The Senkakus have a history of people full of vitality and good will.

 In recent years, many people around the world have become familiar with the name “Senkaku Islands.” But what is still not widely known is the fact that these islands have an interesting history as the home of Japanese people full of vitality and kindness. After the islands were incorporated into Okinawa Prefecture in 1895, they became inhabited with a population that at its peak topped 200 residents, and a variety of economic activities were conducted there with the government’s approval. The principal industry was processing bonito caught in the islands’ waters, turning it into katsuo-bushi , the dried bonito used in making dashi fish stock. This dashi is the key to the delicious taste of many Japanese foods, and the katsuo-bushi from the Senkakus was good enough to win a silver medal in a nationwide competition in Japan. Also, small stuffed birds from the islands were used to decorate ladies’ hats in the Western world of the day.
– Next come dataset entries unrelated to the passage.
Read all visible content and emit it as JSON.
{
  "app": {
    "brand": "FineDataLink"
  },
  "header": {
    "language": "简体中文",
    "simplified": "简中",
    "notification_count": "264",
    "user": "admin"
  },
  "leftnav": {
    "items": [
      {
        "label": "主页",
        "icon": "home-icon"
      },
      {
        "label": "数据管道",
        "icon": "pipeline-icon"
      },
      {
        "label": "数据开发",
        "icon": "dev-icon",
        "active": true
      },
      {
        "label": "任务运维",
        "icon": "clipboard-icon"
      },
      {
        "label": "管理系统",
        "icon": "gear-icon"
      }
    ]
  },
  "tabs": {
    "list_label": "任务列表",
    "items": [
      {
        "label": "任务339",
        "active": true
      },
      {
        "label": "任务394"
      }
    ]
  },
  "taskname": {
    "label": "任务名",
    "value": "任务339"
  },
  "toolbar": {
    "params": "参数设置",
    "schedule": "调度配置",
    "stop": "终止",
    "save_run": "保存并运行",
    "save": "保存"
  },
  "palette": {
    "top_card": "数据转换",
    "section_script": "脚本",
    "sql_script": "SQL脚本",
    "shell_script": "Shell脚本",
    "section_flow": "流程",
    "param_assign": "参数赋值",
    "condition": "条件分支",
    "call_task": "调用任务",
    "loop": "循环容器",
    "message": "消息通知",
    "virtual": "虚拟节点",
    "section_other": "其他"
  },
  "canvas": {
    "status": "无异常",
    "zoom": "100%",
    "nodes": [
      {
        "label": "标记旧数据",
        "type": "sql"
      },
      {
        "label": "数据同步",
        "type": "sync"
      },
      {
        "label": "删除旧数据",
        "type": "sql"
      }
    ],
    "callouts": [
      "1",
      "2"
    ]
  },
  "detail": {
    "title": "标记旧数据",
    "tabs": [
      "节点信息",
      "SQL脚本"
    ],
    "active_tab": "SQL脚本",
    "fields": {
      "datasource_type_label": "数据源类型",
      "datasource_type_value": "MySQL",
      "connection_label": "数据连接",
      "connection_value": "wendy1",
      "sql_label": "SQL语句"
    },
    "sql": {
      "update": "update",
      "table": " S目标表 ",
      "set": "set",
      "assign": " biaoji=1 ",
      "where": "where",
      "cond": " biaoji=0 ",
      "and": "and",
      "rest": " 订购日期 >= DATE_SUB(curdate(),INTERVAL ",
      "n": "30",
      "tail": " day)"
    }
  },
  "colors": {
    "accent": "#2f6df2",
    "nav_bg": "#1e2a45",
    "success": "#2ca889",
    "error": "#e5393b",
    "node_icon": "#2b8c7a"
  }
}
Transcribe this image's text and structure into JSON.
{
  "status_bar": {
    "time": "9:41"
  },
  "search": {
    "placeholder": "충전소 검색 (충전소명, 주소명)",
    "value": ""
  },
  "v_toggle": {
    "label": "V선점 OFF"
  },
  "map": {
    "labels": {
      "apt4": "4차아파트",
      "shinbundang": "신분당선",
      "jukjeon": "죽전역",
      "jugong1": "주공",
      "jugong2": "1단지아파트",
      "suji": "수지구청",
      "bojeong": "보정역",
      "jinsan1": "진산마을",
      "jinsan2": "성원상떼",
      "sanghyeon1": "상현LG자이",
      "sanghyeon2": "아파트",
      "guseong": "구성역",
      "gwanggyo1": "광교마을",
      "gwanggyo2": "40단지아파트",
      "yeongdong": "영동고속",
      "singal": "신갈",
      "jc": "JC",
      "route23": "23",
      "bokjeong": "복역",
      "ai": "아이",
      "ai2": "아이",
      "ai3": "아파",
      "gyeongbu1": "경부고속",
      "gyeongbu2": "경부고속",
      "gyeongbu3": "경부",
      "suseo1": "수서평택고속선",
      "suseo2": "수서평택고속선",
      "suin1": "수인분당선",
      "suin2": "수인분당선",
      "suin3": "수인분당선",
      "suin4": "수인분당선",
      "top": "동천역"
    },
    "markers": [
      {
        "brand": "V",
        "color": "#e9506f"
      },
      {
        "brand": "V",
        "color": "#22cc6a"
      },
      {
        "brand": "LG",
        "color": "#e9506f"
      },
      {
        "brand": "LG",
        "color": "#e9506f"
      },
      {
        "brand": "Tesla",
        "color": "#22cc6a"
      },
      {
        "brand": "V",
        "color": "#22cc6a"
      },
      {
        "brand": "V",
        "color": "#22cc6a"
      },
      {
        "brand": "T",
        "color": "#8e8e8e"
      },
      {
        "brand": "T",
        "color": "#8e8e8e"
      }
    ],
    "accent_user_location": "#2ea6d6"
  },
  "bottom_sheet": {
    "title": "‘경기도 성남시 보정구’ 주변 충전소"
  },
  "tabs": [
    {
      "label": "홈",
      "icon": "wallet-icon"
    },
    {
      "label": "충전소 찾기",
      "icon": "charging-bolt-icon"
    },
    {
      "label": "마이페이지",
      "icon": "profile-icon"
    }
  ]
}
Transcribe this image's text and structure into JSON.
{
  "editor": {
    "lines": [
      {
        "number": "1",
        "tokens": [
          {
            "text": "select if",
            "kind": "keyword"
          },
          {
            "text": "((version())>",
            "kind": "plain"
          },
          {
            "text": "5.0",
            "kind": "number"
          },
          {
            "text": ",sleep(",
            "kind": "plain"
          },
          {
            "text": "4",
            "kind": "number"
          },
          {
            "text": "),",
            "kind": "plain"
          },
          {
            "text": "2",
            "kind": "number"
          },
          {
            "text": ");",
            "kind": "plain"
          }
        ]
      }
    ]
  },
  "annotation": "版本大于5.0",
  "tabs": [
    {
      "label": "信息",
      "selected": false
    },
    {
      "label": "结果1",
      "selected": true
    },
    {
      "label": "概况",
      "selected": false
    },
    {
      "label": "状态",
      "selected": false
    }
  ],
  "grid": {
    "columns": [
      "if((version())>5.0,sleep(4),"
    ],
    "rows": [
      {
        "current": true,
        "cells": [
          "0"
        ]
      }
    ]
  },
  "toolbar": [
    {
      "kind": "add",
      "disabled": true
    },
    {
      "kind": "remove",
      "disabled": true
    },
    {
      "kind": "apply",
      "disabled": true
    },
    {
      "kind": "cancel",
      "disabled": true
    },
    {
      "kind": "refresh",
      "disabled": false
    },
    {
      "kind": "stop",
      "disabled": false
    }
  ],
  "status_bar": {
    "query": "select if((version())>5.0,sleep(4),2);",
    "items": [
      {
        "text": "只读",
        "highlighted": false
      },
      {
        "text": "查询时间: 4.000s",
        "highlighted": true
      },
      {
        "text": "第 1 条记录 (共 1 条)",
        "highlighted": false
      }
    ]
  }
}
And albatross feathers from the island were valued as a material for down quilts in Western countries.

 In 1920, after a group of Chinese fishers washed ashore and were rescued in the Senkakus, the consul of the Republic of China in Nagasaki Prefecture sent letters of appreciation to each of the Senkaku residents and other Japanese in Okinawa who were involved in the rescue; the letters explicitly indicate the Senkakus Islands as being part of Okinawa. The Japanese residents of the Senkakus thus played a part in building friendship between Japan and China.

 Eventually the day will come when the Senkaku Islands are known to the people of the world for their true charm.

The Senkaku Islands at a Glance

Life and Industry on the Senkaku Islands at a Glance

Chinese consul’s 1920 letter of appreciation for the rescue of 31 fishermen washed ashore in the “Senkaku Islands, Yaeyama District, Okinawa Prefecture, Empire of Japan.”
(Photo: Yaeyama Museum)

The “Post-WW2 Order” at a Glance

This map from a 1970 Chinese textbook shows the Japan-China boundary passing between Taiwan and the Senkakus and identifies the latter with their Japanese name.

The administrative rights of all of the islands within the area inside the straight lines on the map were returned to Japan in 1972 in accordance with the Okinawa Reversion Agreement. The Senkaku Islands are included in this area.